1957: Kennedy wins a Pulitzer Prize for his book "Profiles In Courage," spotlighting the lives of eight US politicians through the ages.
1960: Kennedy launches his presidential campaign with victory in the Democratic primary. He goes on to defeat Republican rival Richard Nixon in one of the closest US elections ever fought.
November 25, 1960: John Fitzgerald Kennedy Jr is born, known affectionately as "John-John."
January 20, 1961: Kennedy is sworn in as the 35th president of the United States. Still only 43, he is the youngest-ever elected US president and the first Catholic.
March 1961: Kennedy creates the Peace Corps, dedicated to humanitarian work in the developing world.
April 1961: Kennedy authorizes the Bay of Pigs invasion of Cuba, a 1,500-strong band of US-trained Cuban exiles hoping to topple Fidel Castro. The invasion ends in disaster, with the exiles routed by Castro's forces within a few days.
May 1961: Kennedy launches the Apollo space program with the goal of putting a man on the moon by the end of the decade.
At the same time, Kennedy also increases the number of soldiers, military advisers and equipment deployed to Vietnam.
October 1962: The United States and Soviet Union edge to the brink of nuclear war in the Cuban Missile Crisis, triggered after a US spy plane discovers Cuba is building Soviet missile bases on the island.
June 11, 1963: Kennedy issues his famous Civil Rights Address, calling for an end to discrimination and full equality for African Americans. Civil rights leader Martin Luther King Jr describes Kennedy's proposals as "the most sweeping and forthright ever presented by an American president."
June 26, 1963: Kennedy rallies to the support of Berlin, declaring in an iconic speech to the divided German city: "Ich bin ein Berliner."
November 22, 1963: Kennedy is assassinated in Dallas, Texas.
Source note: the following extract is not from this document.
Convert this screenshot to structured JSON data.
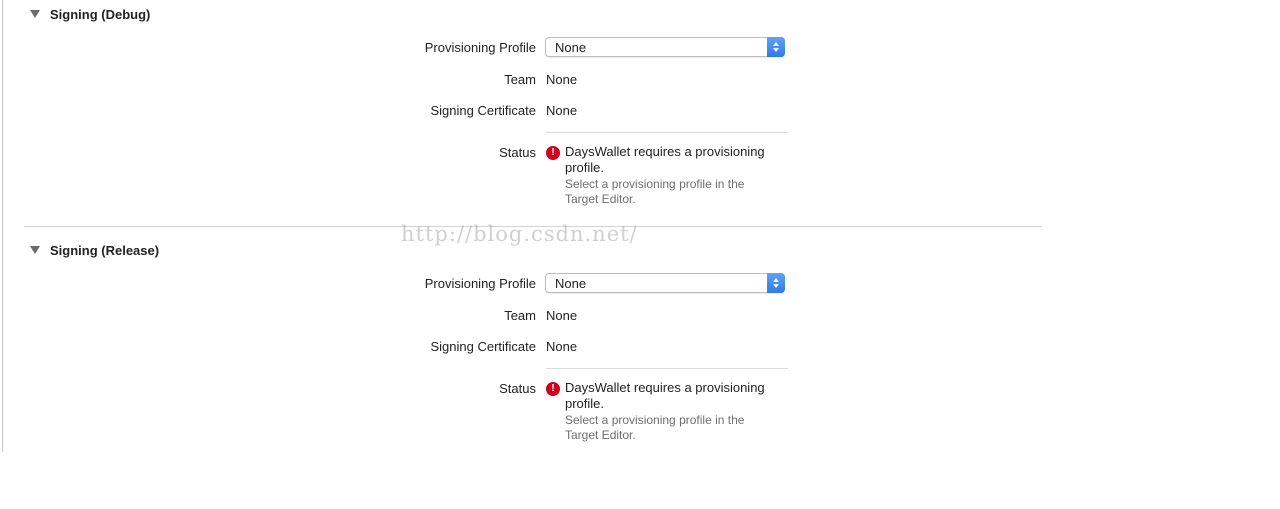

He is buried three days later at Arlington National Cemetery, Virginia, near Washington.